Colours Jimmy Kerast
Right off the bat, Satanic Hell is going to draw comparisons with Sean Murphy’s Punk Rock Jesus. Both deal with strong anti-establishment types of music – Heavy Metal for the former and Punk rock with the latter – and both deal similarly with religious fanaticism, and how the cast reacts to it. But that’s where these similarities begin and end. Where Punk Rock Jesus took a more nuanced response to Christian fanaticism, Satanic Hell simply decides that it wants to flip the bird to fundamentalist Christianity, and ride off into the sunset in a black hearse. Although the themes are completely sound in a ridiculous kind of way, the characterisations of the cast feel week, and the story doesn’t rise above feeling fairly flat.
But I’m getting ahead of myself. Satanic Hell is set in a dystopic Texas, where financial woes on a state-wide scale have led to a fundamentalist sect of Christians taking over the governing body. Abortion is illegal, homosexuality is medicated and repressed and, of course, rock music is banned. Enter Satanic Hell, a three man heavy metal group – Exodus, Dante, and Death Priest – who are delivering their own brand of revolution in a series of underground shows. If that sounds completely ridiculous, that’s because it is. The entire thing has a strong pulpy vibe to it in a way that means if anyone tried to parse the particulars of how these events came about, you’re bound to find some holes, so it’s best to sit back and enjoy the ride.
The problem is that to back up a tale as ridiculous as this, it needs a strong central cast. That’s where Satanic Hell stumbles – none of its three main characters are particularly interesting, each feeling less like real people and more like they came straight out of an angst ridden teenager’s creative writing project.

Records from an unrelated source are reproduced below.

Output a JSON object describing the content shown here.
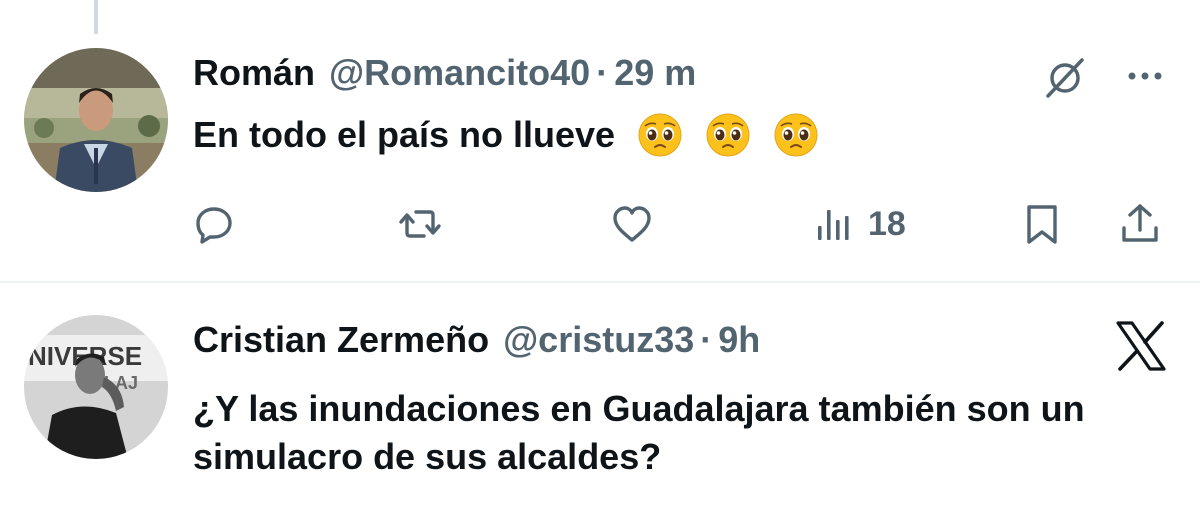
{
  "tweets": [
    {
      "author": {
        "name": "Román",
        "handle": "@Romancito40"
      },
      "separator": "·",
      "time": "29 m",
      "text": "En todo el país no llueve",
      "emojis": [
        "pleading-face",
        "pleading-face",
        "pleading-face"
      ],
      "actions": {
        "reply": "reply-icon",
        "retweet": "retweet-icon",
        "like": "heart-icon",
        "views": {
          "icon": "views-icon",
          "count": "18"
        },
        "bookmark": "bookmark-icon",
        "share": "share-icon"
      }
    },
    {
      "author": {
        "name": "Cristian Zermeño",
        "handle": "@cristuz33"
      },
      "separator": "·",
      "time": "9h",
      "text": "¿Y las inundaciones en Guadalajara también son un simulacro de sus alcaldes?",
      "source_logo": "x-logo-icon"
    }
  ],
  "colors": {
    "primary_text": "#0f1419",
    "secondary_text": "#536471",
    "divider": "#eff3f4",
    "thread_line": "#cfd9de"
  }
}
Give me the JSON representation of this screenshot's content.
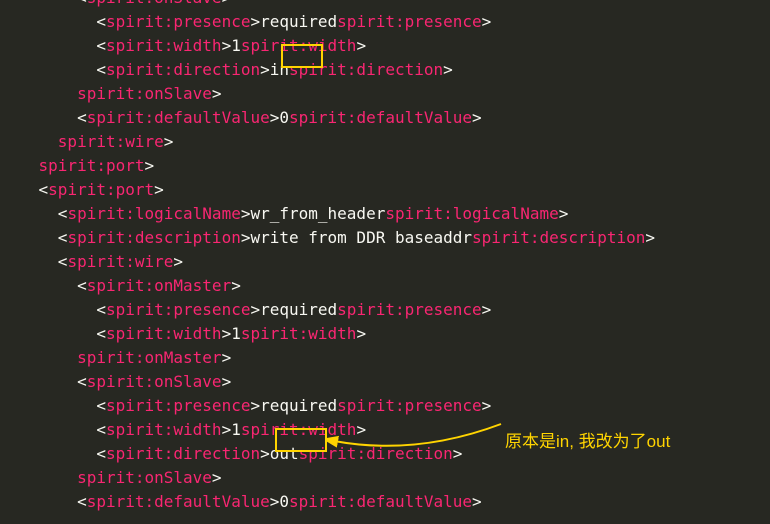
{
  "lines": [
    {
      "ind": 4,
      "open": "spirit:onSlave",
      "val": "",
      "close": ""
    },
    {
      "ind": 5,
      "open": "spirit:presence",
      "val": "required",
      "close": "spirit:presence"
    },
    {
      "ind": 5,
      "open": "spirit:width",
      "val": "1",
      "close": "spirit:width"
    },
    {
      "ind": 5,
      "open": "spirit:direction",
      "val": "in",
      "close": "spirit:direction"
    },
    {
      "ind": 4,
      "close_only": "spirit:onSlave"
    },
    {
      "ind": 4,
      "open": "spirit:defaultValue",
      "val": "0",
      "close": "spirit:defaultValue"
    },
    {
      "ind": 3,
      "close_only": "spirit:wire"
    },
    {
      "ind": 2,
      "close_only": "spirit:port"
    },
    {
      "ind": 2,
      "open": "spirit:port",
      "val": "",
      "close": ""
    },
    {
      "ind": 3,
      "open": "spirit:logicalName",
      "val": "wr_from_header",
      "close": "spirit:logicalName"
    },
    {
      "ind": 3,
      "open": "spirit:description",
      "val": "write from DDR baseaddr",
      "close": "spirit:description"
    },
    {
      "ind": 3,
      "open": "spirit:wire",
      "val": "",
      "close": ""
    },
    {
      "ind": 4,
      "open": "spirit:onMaster",
      "val": "",
      "close": ""
    },
    {
      "ind": 5,
      "open": "spirit:presence",
      "val": "required",
      "close": "spirit:presence"
    },
    {
      "ind": 5,
      "open": "spirit:width",
      "val": "1",
      "close": "spirit:width"
    },
    {
      "ind": 4,
      "close_only": "spirit:onMaster"
    },
    {
      "ind": 4,
      "open": "spirit:onSlave",
      "val": "",
      "close": ""
    },
    {
      "ind": 5,
      "open": "spirit:presence",
      "val": "required",
      "close": "spirit:presence"
    },
    {
      "ind": 5,
      "open": "spirit:width",
      "val": "1",
      "close": "spirit:width"
    },
    {
      "ind": 5,
      "open": "spirit:direction",
      "val": "out",
      "close": "spirit:direction"
    },
    {
      "ind": 4,
      "close_only": "spirit:onSlave"
    },
    {
      "ind": 4,
      "open": "spirit:defaultValue",
      "val": "0",
      "close": "spirit:defaultValue"
    }
  ],
  "indent_str": "  ",
  "brackets": {
    "lt": "<",
    "gt": ">",
    "slash": "</"
  },
  "annotation": "原本是in, 我改为了out"
}
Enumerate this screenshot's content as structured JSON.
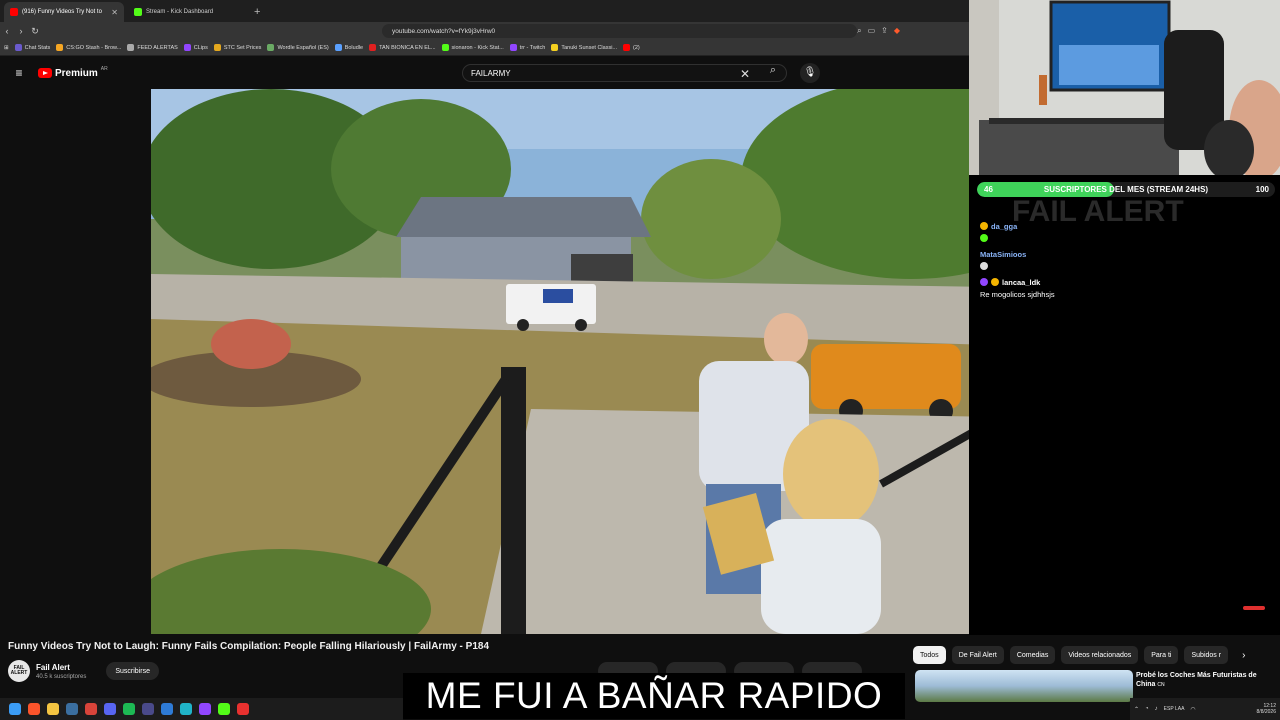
{
  "browser": {
    "tabs": [
      {
        "label": "(916) Funny Videos Try Not to",
        "active": true,
        "color": "#ff0000"
      },
      {
        "label": "Stream - Kick Dashboard",
        "active": false,
        "color": "#53fc18"
      }
    ],
    "new_tab": "+",
    "url": "youtube.com/watch?v=fYk9j3vHrw0",
    "bookmarks": [
      {
        "label": "Chat Stats",
        "color": "#6a5acd"
      },
      {
        "label": "CS:GO Stash - Brow...",
        "color": "#f5a623"
      },
      {
        "label": "FEED ALERTAS",
        "color": "#aaaaaa"
      },
      {
        "label": "CLips",
        "color": "#9146ff"
      },
      {
        "label": "STC Set Prices",
        "color": "#e4a81e"
      },
      {
        "label": "Wordle Español (ES)",
        "color": "#6aaa64"
      },
      {
        "label": "Boludle",
        "color": "#5aa0ff"
      },
      {
        "label": "TAN BIONICA EN EL...",
        "color": "#e02020"
      },
      {
        "label": "sionaron - Kick Stat...",
        "color": "#53fc18"
      },
      {
        "label": "trr - Twitch",
        "color": "#9146ff"
      },
      {
        "label": "Tanuki Sunset Classi...",
        "color": "#f5d020"
      },
      {
        "label": "(2)",
        "color": "#ff0000"
      }
    ]
  },
  "youtube": {
    "logo": "Premium",
    "region": "AR",
    "search_value": "FAILARMY",
    "video_title": "Funny Videos Try Not to Laugh: Funny Fails Compilation: People Falling Hilariously | FailArmy - P184",
    "channel_name": "Fail Alert",
    "channel_avatar": "FAIL ALERT",
    "subscribers": "40.5 k suscriptores",
    "subscribe_label": "Suscribirse",
    "chips": [
      "Todos",
      "De Fail Alert",
      "Comedias",
      "Videos relacionados",
      "Para ti",
      "Subidos r"
    ],
    "related_title": "Probé los Coches Más Futuristas de China",
    "related_suffix": "CN"
  },
  "caption": "ME FUI A BAÑAR RAPIDO",
  "stream_overlay": {
    "goal_current": "46",
    "goal_label": "SUSCRIPTORES DEL MES (STREAM 24HS)",
    "goal_target": "100",
    "goal_fraction": 0.46,
    "watermark": "FAIL ALERT",
    "chat": [
      {
        "user": "da_gga",
        "text": "",
        "color": "#8ab4f8"
      },
      {
        "user": "MataSimioos",
        "text": "",
        "color": "#8ab4f8"
      },
      {
        "user": "lancaa_ldk",
        "text": "Re mogolicos sjdhhsjs",
        "color": "#ffffff"
      }
    ]
  },
  "taskbar": {
    "lang": "ESP LAA",
    "time": "12:12",
    "date": "8/8/2026"
  }
}
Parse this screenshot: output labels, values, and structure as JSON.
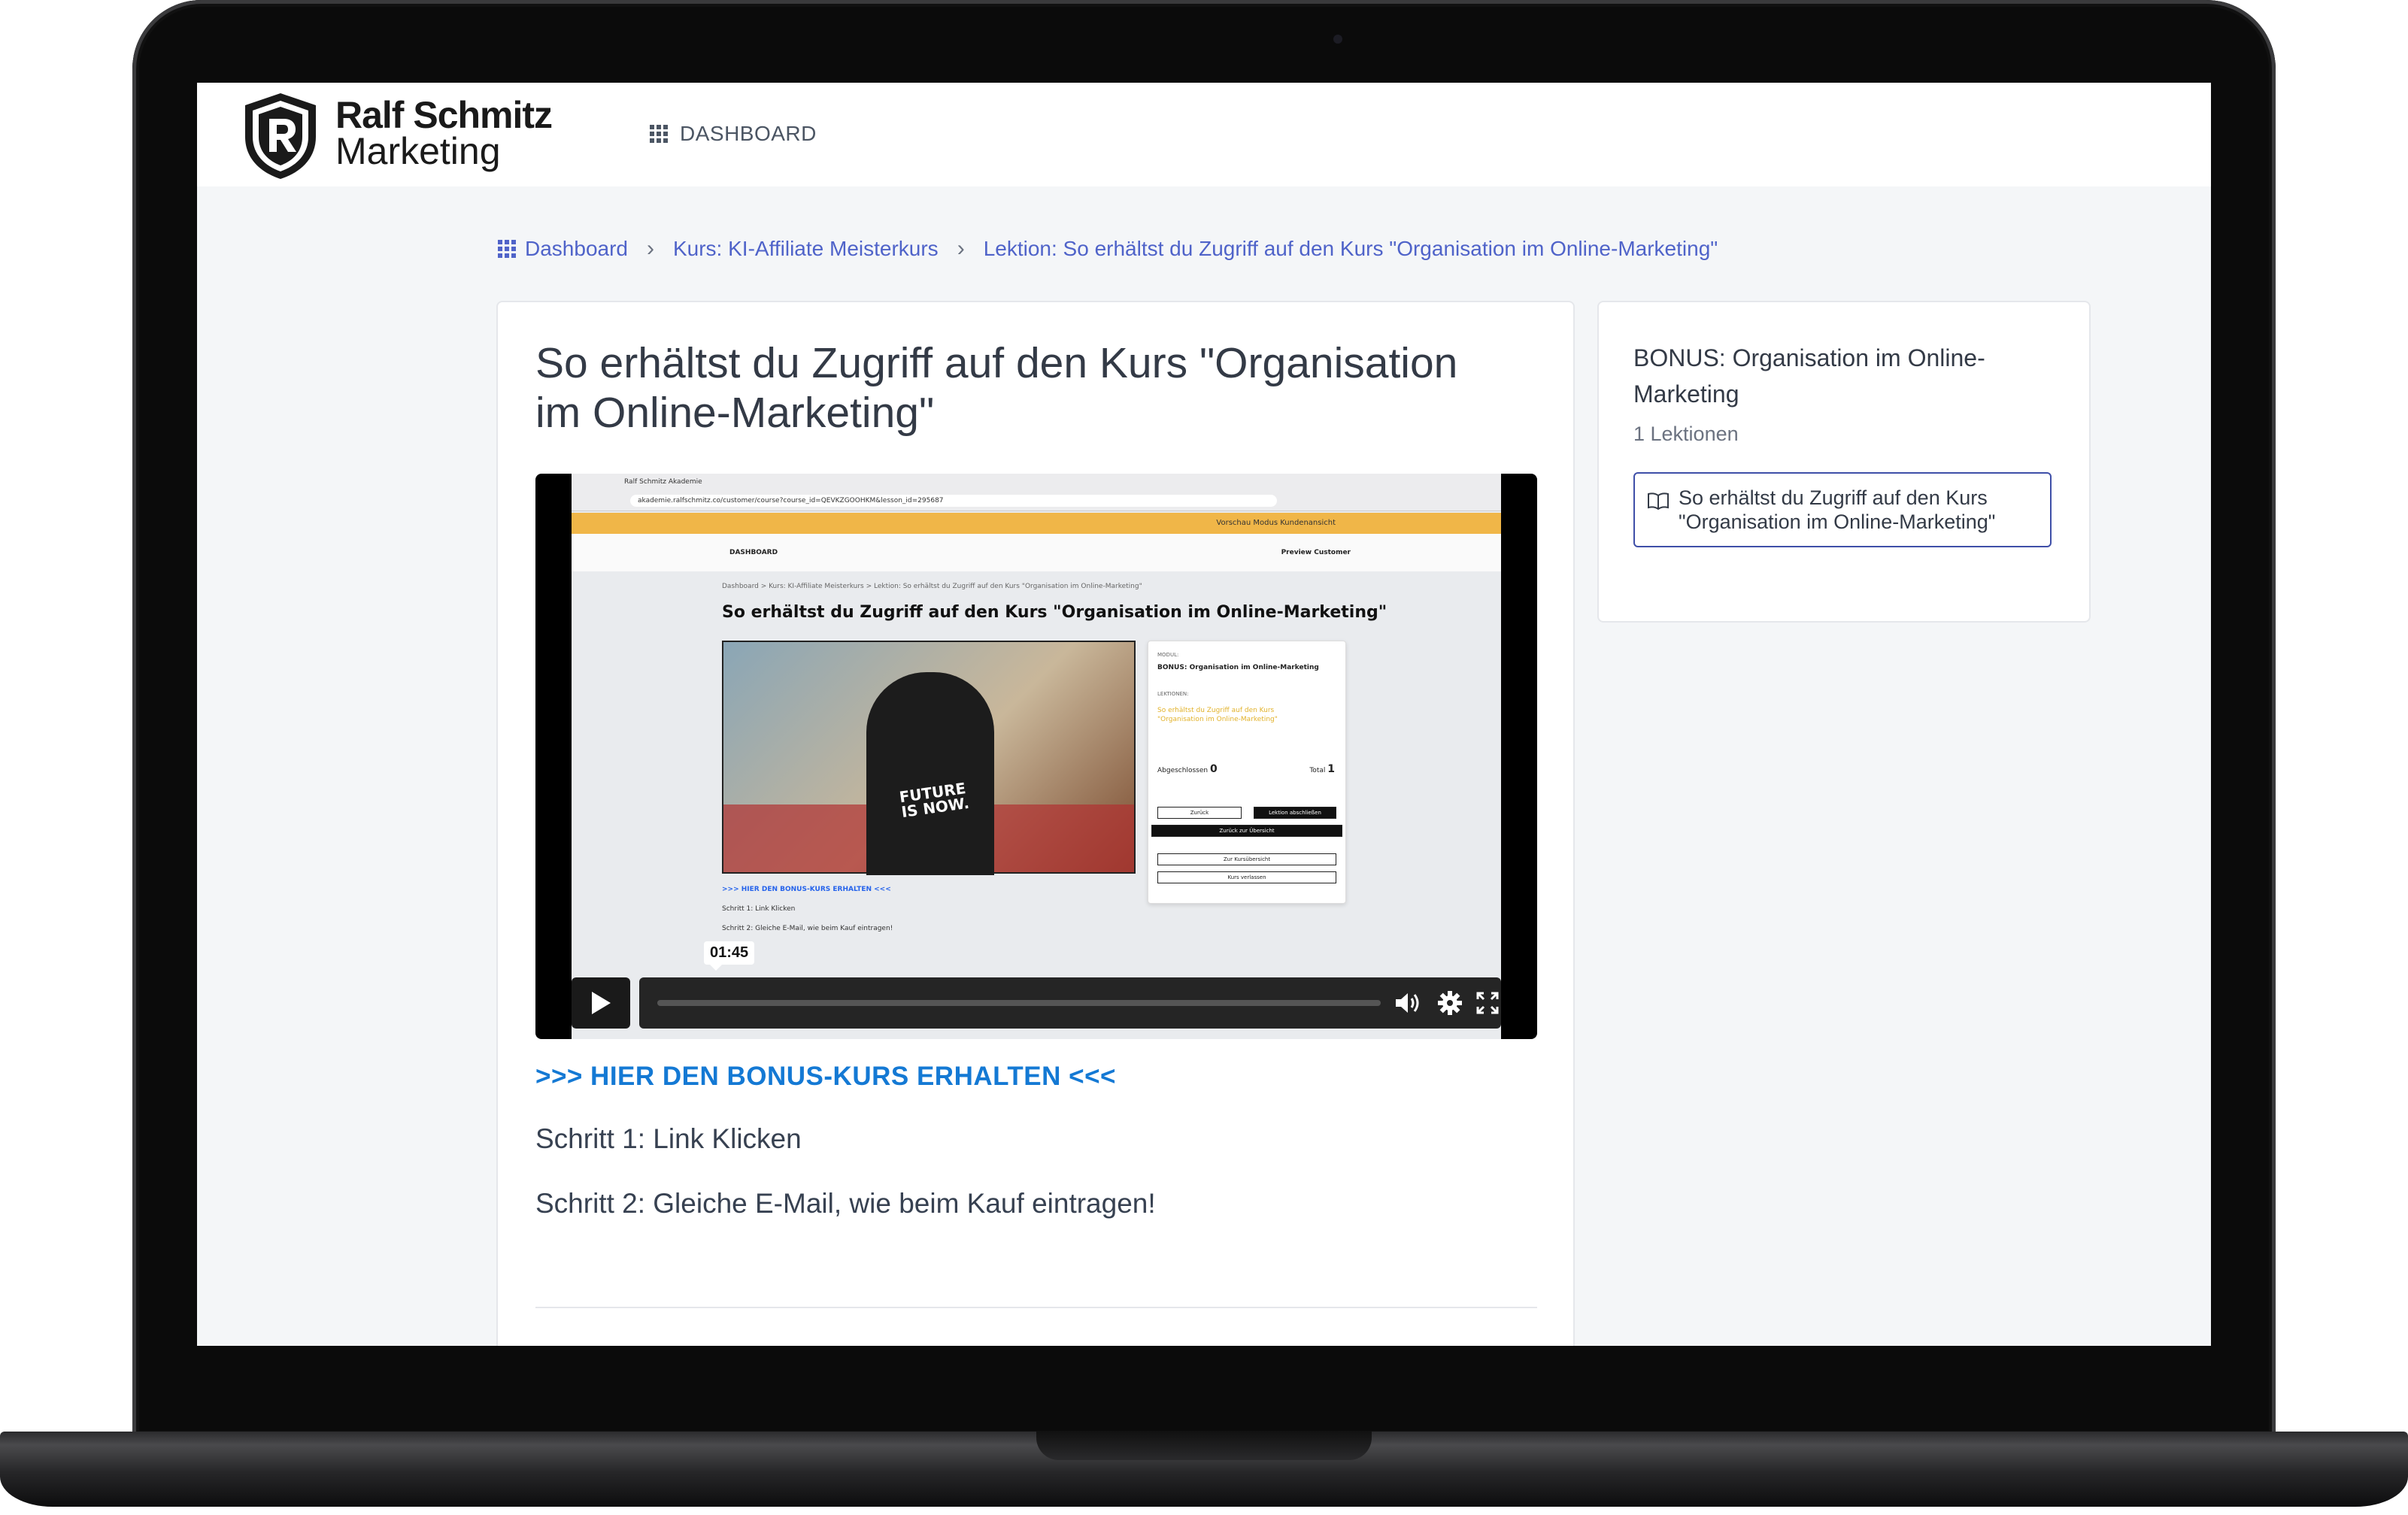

They never rise above the stereotypes, even so far as Dante having a fairly clichéd upbringing, and it means that the events that take place never feel like they have much weight. Again, there isn’t inherently wrong with this cast of characters, they just don’t feel fully realised yet.
That said, there are some fairly decent moments in these two issues. The scene involving two clueless Christians and Death Priest carrying the cross is fairly amusing in a ridiculous kind of way, and the show the band plays has some of Enhart and Anderson’s best art across the two issues. Helped along by Jimmy Kerast’s muted colours and use of light, their art is suitably grimy and rough. Aside from problems regarding the similar facial designs, the art is strong across the board.
That’s the main crux of these two issues – with having to build such a ridiculous world, the characterisations have suffered. But with the promise of such a world, and backed up by some solid art, Satanic Hell could flesh out into something fun, and only two issues in, it definitely has time to do so.